YOUR OBJECTIVE ▸ Here the job is to restate every entry word for word.

RECORD EXTRACTS ▸
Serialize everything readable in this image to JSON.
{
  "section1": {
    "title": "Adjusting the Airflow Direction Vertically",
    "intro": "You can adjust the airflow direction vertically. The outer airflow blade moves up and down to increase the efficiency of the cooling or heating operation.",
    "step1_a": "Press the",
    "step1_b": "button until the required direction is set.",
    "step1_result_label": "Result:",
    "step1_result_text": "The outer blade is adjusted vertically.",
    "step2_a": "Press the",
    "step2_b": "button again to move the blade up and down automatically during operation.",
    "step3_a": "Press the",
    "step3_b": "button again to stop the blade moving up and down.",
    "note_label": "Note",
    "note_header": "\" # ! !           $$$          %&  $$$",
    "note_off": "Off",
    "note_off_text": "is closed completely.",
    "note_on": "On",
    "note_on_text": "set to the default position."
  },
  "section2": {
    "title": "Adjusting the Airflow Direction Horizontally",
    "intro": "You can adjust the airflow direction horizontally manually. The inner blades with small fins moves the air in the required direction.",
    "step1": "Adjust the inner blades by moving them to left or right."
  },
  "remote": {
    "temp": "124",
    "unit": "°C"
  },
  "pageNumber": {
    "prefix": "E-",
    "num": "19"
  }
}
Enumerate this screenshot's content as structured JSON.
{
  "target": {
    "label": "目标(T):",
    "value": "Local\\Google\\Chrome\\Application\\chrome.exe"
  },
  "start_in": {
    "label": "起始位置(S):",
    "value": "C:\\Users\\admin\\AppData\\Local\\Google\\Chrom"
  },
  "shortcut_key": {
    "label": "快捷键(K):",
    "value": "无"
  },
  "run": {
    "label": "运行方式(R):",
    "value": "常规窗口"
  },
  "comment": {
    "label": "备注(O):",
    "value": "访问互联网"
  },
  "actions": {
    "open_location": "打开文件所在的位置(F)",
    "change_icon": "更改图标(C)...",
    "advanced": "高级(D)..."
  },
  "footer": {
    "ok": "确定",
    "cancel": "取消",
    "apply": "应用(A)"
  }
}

YOUR RESPONSE ▸
Serialize everything readable in this image to JSON.
{
  "section1": {
    "title": "Adjusting the Airflow Direction Vertically",
    "intro": "You can adjust the airflow direction vertically. The outer airflow blade moves up and down to increase the efficiency of the cooling or heating operation.",
    "step1_a": "Press the",
    "step1_b": "button until the required direction is set.",
    "step1_result_label": "Result:",
    "step1_result_text": "The outer blade is adjusted vertically.",
    "step2_a": "Press the",
    "step2_b": "button again to move the blade up and down automatically during operation.",
    "step3_a": "Press the",
    "step3_b": "button again to stop the blade moving up and down.",
    "note_label": "Note",
    "note_header": "\" # ! !           $$$          %&  $$$",
    "note_off": "Off",
    "note_off_text": "is closed completely.",
    "note_on": "On",
    "note_on_text": "set to the default position."
  },
  "section2": {
    "title": "Adjusting the Airflow Direction Horizontally",
    "intro": "You can adjust the airflow direction horizontally manually. The inner blades with small fins moves the air in the required direction.",
    "step1": "Adjust the inner blades by moving them to left or right."
  },
  "remote": {
    "temp": "124",
    "unit": "°C"
  },
  "pageNumber": {
    "prefix": "E-",
    "num": "19"
  }
}
Enumerate this screenshot's content as structured JSON.
{
  "target": {
    "label": "目标(T):",
    "value": "Local\\Google\\Chrome\\Application\\chrome.exe"
  },
  "start_in": {
    "label": "起始位置(S):",
    "value": "C:\\Users\\admin\\AppData\\Local\\Google\\Chrom"
  },
  "shortcut_key": {
    "label": "快捷键(K):",
    "value": "无"
  },
  "run": {
    "label": "运行方式(R):",
    "value": "常规窗口"
  },
  "comment": {
    "label": "备注(O):",
    "value": "访问互联网"
  },
  "actions": {
    "open_location": "打开文件所在的位置(F)",
    "change_icon": "更改图标(C)...",
    "advanced": "高级(D)..."
  },
  "footer": {
    "ok": "确定",
    "cancel": "取消",
    "apply": "应用(A)"
  }
}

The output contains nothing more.